    Boristhe boar has been in action - another first-timer who is approaching hisnew job with enthusiasm if not much skill.  He no longer looks like theshow pig he was when he arrived - he loves a good wallow - but in my opinion,he looks like a real pig now!
    The Guinea Fowl have been busy too - if you read last month's blog you willknow that we had a long power cut halfway through incubating a second batch ofeggs.  Despite wrapping the incubator in towels and getting an emergencygenerator going, it would seem it was not enough as we only had 5 eggshatch.  But 5 was better than a complete wash-out and they are now in the brooderin the barn and seem to be none the worse for their challenging start inlife!    The first hatch is now fully free-range and the groupincludes a white - haven't had one of those for a few years - sadly, beingwhite in nature is not always a good thing so we keep our fingers crossed forhim.  We have one more batch of eggs being incubated now so hoping for nopower interruptions this time!
    The cottage has been busy - our visitors range from people in the area for afamily wedding, through to walkers enjoying the Ridgeway or the White HorseTrail, to people just wanting to escape busy towns for a relaxing stay in thecountryside all giving us greatreviews.  Having 4 equally lovely ensuite super-king bedrooms meansgroups of friends don't have to draw lots for who gets the master bedroom orthe box room!! 
    The swallows that took up residence on the farm have hatched their secondbrood of the year who are now filling the skies with their flying practice,getting some training in before their long flight south as Autumn arrives.

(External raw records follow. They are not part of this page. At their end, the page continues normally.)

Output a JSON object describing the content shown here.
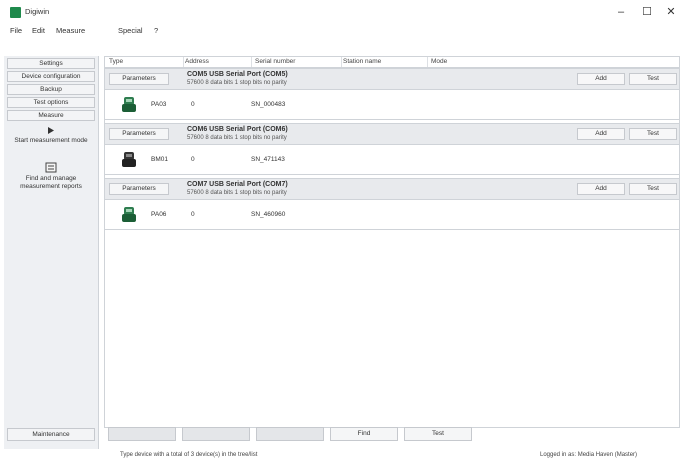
{
  "window": {
    "title": "Digiwin",
    "minimize": "–",
    "maximize": "☐",
    "close": "✕"
  },
  "menu": [
    "File",
    "Edit",
    "Measure",
    "Special",
    "?"
  ],
  "sidebar": {
    "items": [
      {
        "label": "Settings",
        "type": "button"
      },
      {
        "label": "Device configuration",
        "type": "button"
      },
      {
        "label": "Backup",
        "type": "button"
      },
      {
        "label": "Test options",
        "type": "button"
      },
      {
        "label": "Measure",
        "type": "button"
      }
    ],
    "start_measurement": {
      "label": "Start measurement mode",
      "icon": "play-icon"
    },
    "find_reports": {
      "label": "Find and manage measurement reports",
      "icon": "report-icon"
    },
    "bottom_button": "Maintenance"
  },
  "table": {
    "columns": [
      "Type",
      "Address",
      "Serial number",
      "Station name",
      "Mode"
    ],
    "groups": [
      {
        "params": "Parameters",
        "port": "COM5 USB Serial Port (COM5)",
        "port_sub": "57600 8 data bits 1 stop bits no parity",
        "add": "Add",
        "test": "Test",
        "device": {
          "name": "PA03",
          "address": "0",
          "serial": "SN_000483"
        }
      },
      {
        "params": "Parameters",
        "port": "COM6 USB Serial Port (COM6)",
        "port_sub": "57600 8 data bits 1 stop bits no parity",
        "add": "Add",
        "test": "Test",
        "device": {
          "name": "BM01",
          "address": "0",
          "serial": "SN_471143"
        }
      },
      {
        "params": "Parameters",
        "port": "COM7 USB Serial Port (COM7)",
        "port_sub": "57600 8 data bits 1 stop bits no parity",
        "add": "Add",
        "test": "Test",
        "device": {
          "name": "PA06",
          "address": "0",
          "serial": "SN_460960"
        }
      }
    ]
  },
  "bottom_buttons": [
    {
      "label": "",
      "state": "disabled"
    },
    {
      "label": "",
      "state": "disabled"
    },
    {
      "label": "",
      "state": "disabled"
    },
    {
      "label": "Find",
      "state": "enabled"
    },
    {
      "label": "Test",
      "state": "enabled"
    }
  ],
  "status": {
    "left": "Type device with a total of 3 device(s) in the tree/list",
    "right": "Logged in as: Media Haven (Master)"
  },
  "colors": {
    "accent": "#1f8a4c",
    "header_bg": "#e8eaed"
  }
}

    Also this month, we welcomed three vet students on to the farm.  Duringtheir studies, all vet students have to do placements on farms covering dairy,sheep and pigs.  Due to the reluctance of many intensive pig farms toallow any strangers on to their premises, students struggle to find placementswith pigs.  They each spend 2 weeks with us, doing whatever needs doing -and we usually save up a few jobs for them to.  We hopefully send themaway enthusiastic about pigs, about high welfare, about rare breeds and whoknows, they might end up being the only pig expert in whichever practice theyjoin.  It is quite an investment in time for us, but the more people wecan 'convert' to pig enthusiasts the better!
    And last but not least, we welcomed another film crew on to the farm thismonth.  Not BBC or documentary makers this time, but a crew fromDEFRA.  They captured LOTS of material - they are putting together threeseparate information films focussed around pigs.  One is looking at a dayin the life of a farmer - and that onehas already gone live as part of Farm24.  Another is looking at rarebreeds and each of our 6 breeds got their moment of glory and the final, moreserious, one is going to be a feature on African Swine Fever - a nasty diseasethat is present on the European continent and concern is growing about itcrossing the channel and reaching the UK.  Sorry to end the blog on aserious note, but ASF spreads here, the effect could be devastating so pleasepay heed to all the advice - a big risk is bringing meat products back fromEurope,  ideally, don't do it and always dispose of any wastecarefully.  Disaster could be caused by someone buying a ham sandwich inEurope then at some point, throwing the remains away carelessly - perhapsthrowing it out of a car window onto a verge where it could be eaten by ananimal .....  You will see lots ofnotices about it at ports and airports, but please, be mindful when you travel!

    < Back to articles
Filter by


LegalsLinks Resolution Design